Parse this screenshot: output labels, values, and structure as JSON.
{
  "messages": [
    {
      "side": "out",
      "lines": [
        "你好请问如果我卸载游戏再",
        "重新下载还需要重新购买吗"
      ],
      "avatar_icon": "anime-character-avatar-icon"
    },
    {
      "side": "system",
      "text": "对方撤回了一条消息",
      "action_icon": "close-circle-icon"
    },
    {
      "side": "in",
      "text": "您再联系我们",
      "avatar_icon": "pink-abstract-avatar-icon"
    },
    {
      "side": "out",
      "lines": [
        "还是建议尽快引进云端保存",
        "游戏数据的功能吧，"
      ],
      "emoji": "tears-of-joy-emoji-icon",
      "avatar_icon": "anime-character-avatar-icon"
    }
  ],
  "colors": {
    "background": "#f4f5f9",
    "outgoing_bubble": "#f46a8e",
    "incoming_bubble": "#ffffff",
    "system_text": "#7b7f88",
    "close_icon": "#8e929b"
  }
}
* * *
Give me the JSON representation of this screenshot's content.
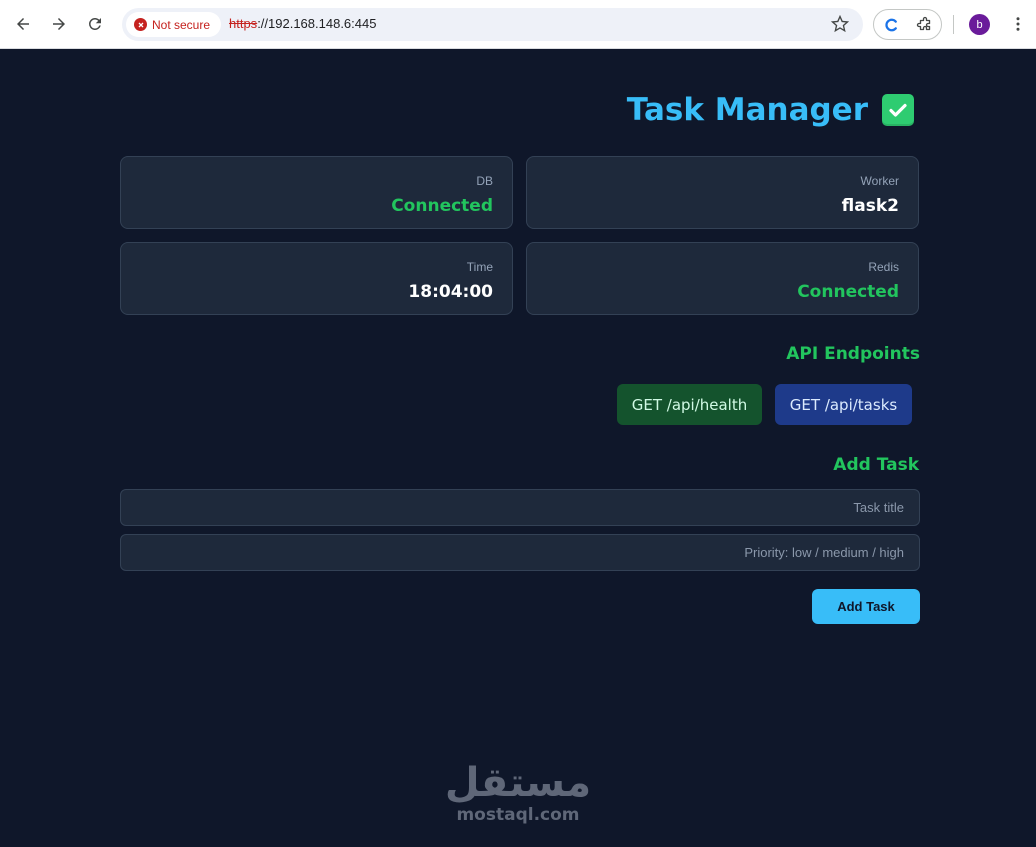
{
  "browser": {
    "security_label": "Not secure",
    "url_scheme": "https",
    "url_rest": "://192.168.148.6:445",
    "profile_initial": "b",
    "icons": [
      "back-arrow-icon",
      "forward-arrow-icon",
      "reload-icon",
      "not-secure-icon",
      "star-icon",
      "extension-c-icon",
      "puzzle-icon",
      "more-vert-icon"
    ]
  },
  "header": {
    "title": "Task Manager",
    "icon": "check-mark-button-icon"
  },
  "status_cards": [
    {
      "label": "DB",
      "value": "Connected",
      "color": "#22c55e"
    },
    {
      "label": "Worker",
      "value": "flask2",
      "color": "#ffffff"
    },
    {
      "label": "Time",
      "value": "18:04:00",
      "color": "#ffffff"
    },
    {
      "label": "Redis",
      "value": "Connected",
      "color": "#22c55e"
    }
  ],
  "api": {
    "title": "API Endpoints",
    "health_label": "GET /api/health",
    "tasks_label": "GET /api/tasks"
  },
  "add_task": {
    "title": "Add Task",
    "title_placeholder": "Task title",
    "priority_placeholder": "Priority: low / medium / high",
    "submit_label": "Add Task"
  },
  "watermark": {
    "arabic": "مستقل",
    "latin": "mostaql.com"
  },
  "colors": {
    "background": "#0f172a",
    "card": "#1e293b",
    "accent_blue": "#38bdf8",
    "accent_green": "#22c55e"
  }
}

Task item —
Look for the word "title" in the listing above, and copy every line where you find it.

Written reply —
    "title": "Task Manager",
    "title": "API Endpoints",
    "title": "Add Task",
    "title_placeholder": "Task title",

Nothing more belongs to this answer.